Data extracted from a collection »
******
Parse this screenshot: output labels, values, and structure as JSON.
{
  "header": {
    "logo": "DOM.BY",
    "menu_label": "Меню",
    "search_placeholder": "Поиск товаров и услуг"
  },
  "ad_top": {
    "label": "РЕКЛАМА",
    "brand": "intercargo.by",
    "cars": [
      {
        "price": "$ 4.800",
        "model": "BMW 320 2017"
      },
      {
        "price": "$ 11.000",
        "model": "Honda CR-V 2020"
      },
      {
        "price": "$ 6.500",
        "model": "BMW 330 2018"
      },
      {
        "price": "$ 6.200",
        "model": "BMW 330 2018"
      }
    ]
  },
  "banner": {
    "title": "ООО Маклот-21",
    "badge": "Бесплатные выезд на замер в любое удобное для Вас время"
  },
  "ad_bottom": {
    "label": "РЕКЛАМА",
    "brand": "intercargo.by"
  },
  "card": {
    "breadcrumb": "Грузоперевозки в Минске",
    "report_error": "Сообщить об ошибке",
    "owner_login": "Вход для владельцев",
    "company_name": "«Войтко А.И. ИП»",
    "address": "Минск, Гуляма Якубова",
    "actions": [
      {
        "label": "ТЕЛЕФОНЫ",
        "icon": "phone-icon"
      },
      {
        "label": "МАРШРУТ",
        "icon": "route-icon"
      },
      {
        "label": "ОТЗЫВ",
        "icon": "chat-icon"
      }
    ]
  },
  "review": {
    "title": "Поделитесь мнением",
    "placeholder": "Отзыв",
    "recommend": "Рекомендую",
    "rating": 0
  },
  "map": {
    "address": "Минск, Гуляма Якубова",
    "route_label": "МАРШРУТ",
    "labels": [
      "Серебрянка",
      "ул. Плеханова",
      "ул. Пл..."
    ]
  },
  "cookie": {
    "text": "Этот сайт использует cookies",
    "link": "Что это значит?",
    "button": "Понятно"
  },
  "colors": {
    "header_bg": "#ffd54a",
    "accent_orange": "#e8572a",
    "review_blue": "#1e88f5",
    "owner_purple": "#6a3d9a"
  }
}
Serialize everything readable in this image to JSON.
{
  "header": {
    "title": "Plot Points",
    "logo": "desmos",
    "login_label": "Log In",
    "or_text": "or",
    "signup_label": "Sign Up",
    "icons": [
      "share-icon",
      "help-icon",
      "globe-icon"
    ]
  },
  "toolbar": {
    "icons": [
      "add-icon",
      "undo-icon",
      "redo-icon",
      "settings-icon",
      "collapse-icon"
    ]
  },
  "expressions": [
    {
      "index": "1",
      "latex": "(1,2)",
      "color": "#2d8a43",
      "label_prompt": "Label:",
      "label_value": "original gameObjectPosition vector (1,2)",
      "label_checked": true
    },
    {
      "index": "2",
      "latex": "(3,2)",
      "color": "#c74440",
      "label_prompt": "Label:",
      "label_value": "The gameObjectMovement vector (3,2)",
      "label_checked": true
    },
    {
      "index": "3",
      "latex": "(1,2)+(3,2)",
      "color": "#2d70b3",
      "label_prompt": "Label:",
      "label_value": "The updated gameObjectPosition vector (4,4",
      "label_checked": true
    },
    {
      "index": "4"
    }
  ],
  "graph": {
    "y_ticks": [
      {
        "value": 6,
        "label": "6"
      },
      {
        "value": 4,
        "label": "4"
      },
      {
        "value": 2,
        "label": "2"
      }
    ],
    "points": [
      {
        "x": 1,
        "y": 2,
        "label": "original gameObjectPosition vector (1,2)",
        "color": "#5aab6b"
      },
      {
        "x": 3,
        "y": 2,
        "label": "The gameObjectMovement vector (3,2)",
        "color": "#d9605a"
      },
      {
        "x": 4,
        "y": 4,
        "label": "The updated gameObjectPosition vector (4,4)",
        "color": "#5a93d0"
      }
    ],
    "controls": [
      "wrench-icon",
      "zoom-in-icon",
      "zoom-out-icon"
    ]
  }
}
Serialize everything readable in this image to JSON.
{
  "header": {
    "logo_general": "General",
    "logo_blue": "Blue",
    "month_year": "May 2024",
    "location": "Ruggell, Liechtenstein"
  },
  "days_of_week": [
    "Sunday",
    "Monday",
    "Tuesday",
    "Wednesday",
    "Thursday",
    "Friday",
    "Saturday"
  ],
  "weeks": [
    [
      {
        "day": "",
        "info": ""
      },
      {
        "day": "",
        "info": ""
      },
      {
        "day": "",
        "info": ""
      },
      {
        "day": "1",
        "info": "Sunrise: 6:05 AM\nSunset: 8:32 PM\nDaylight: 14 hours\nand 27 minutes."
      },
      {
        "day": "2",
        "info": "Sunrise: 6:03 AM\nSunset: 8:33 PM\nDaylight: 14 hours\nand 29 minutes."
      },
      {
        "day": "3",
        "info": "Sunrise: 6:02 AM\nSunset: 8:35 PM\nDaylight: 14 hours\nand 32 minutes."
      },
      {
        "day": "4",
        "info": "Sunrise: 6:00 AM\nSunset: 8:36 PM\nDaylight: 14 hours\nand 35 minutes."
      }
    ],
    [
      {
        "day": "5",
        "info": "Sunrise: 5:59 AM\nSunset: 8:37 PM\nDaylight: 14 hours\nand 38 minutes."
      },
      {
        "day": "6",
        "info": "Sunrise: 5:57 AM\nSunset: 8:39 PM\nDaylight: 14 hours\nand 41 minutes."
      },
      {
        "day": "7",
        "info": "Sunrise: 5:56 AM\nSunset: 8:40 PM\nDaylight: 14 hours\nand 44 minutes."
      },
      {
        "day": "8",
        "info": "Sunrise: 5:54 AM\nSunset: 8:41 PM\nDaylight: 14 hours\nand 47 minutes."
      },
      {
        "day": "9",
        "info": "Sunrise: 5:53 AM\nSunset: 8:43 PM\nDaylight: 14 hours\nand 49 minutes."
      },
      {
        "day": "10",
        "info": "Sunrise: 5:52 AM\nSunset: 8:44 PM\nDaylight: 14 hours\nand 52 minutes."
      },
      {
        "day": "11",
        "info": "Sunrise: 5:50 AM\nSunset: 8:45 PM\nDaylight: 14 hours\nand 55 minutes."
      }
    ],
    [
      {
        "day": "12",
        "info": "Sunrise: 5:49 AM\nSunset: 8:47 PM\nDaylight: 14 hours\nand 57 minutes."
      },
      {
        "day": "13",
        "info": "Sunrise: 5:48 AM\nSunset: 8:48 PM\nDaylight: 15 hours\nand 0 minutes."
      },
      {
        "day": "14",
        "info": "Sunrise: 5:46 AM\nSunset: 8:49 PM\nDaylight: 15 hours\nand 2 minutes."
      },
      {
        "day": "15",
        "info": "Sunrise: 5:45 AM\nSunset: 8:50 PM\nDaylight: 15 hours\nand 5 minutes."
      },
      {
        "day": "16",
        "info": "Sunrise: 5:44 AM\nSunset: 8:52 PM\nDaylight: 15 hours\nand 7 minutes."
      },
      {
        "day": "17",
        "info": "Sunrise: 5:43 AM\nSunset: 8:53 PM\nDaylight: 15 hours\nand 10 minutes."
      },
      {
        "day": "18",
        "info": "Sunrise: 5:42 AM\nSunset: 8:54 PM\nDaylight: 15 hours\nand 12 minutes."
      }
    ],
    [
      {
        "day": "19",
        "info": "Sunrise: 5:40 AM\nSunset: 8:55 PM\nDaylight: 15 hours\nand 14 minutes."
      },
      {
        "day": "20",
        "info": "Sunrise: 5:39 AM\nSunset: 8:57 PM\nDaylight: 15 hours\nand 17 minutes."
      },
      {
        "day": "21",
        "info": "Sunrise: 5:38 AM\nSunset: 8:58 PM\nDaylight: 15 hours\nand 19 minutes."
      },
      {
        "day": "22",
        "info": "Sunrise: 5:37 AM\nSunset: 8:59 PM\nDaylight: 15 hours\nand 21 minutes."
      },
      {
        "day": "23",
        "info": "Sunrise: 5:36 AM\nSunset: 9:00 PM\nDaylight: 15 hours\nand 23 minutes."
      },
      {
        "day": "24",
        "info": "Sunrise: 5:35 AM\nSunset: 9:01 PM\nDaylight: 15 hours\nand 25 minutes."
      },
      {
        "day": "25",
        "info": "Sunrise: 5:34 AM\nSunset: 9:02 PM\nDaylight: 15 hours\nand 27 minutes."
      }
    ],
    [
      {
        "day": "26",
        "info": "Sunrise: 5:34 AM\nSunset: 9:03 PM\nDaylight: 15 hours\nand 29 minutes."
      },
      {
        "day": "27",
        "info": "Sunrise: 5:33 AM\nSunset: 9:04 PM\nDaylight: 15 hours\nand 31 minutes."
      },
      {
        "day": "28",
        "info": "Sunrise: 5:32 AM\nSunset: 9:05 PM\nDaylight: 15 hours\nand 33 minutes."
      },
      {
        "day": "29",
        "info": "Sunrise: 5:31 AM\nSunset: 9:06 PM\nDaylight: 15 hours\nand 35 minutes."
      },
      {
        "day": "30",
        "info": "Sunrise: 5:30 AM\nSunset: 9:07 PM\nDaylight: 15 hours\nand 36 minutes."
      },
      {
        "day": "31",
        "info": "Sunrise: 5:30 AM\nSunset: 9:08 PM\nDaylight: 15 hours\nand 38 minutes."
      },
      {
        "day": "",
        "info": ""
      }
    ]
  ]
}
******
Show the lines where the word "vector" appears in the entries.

      "label_value": "original gameObjectPosition vector (1,2)",
      "label_value": "The gameObjectMovement vector (3,2)",
      "label_value": "The updated gameObjectPosition vector (4,4",
        "label": "original gameObjectPosition vector (1,2)",
        "label": "The gameObjectMovement vector (3,2)",
        "label": "The updated gameObjectPosition vector (4,4)",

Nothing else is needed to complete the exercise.